Rustin wasn’t just suspicious of certain trends within black studies programs—he also opposed any Affirmative Action policies that imposed racial quotas. While Rustin acknowledged that the demand for “larger university enrollment of minority students” is “entirely legitimate,” he was always suspicious of preferential treatment in place of fundamental social, educational, and economic changes that would increase the number of black students and skilled workers naturally. This is why he opposed reparations, which he derided as a “ridiculous idea” and an insult to black Americans: “I don’t believe that any black man in this country wants to be given a thing—just the opportunity to work, to work and take care of his family.” Because the call for reparations is a “purely racial demand,” he argued, “its effect must be to isolate blacks from the white poor with whom they have common economic interests.”
A central theme of Rustin’s work in the late 1960s and ’70s was that one period of the fight for equality in the United States had ended and another had begun. In the first period, which culminated in the March on Washington and the passage of the Civil Rights Act, black Americans fought against discriminatory laws and policies which prevented them from voting, sending their children to certain schools, and using public services. In the second period, he argued, “…we are dealing with practically no fundamental question in the minds of Negroes which are Negro problems. For what Negroes are now interested in is decent housing, decent jobs, decent education, and the right of participation in decision-making. They are the four great demands of the Negro people today. But those demands are the result of basic contradictions in our society, and not demands to brutalize the Negro.”
Rustin didn’t say that racism had disappeared—he said the removal of the major legal barriers to racial equality meant black Americans had to focus their activism on issues that blighted the entire society: poverty, health and educational disparities, etc.

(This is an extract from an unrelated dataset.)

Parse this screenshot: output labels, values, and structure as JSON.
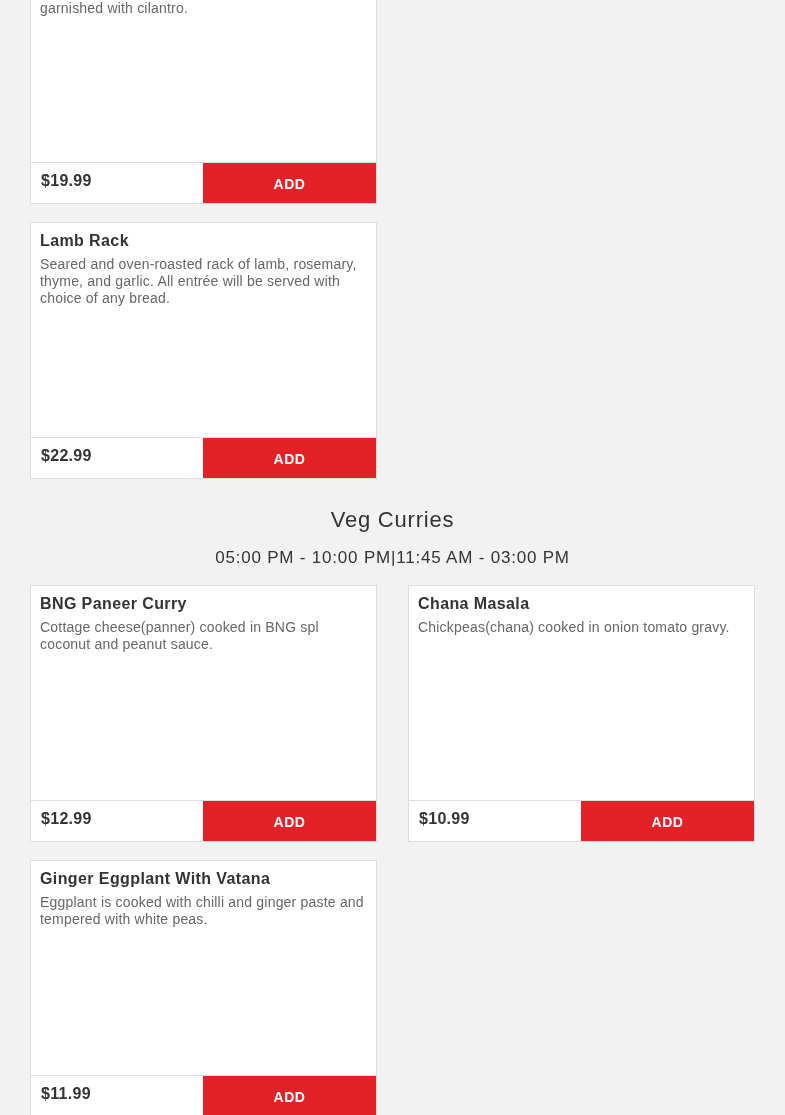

But this didn’t mean he suddenly ignored the unique problems faced by black Americans: “It is not that I do not know that Negroes are most brutalized by poverty, for they are. But I also know that 67 percent of the poor are white.” Despite Rustin’s tactical reasons for appealing to all Americans, his opposition to racial tribalism went deeper than that: “No economic or social order has ever been developed on the basis of color,” he said. If the most prominent campaigners for racial equality in the United States today could rediscover the powerful ethical and practical implications of this argument, they would take a significant step from protest to politics.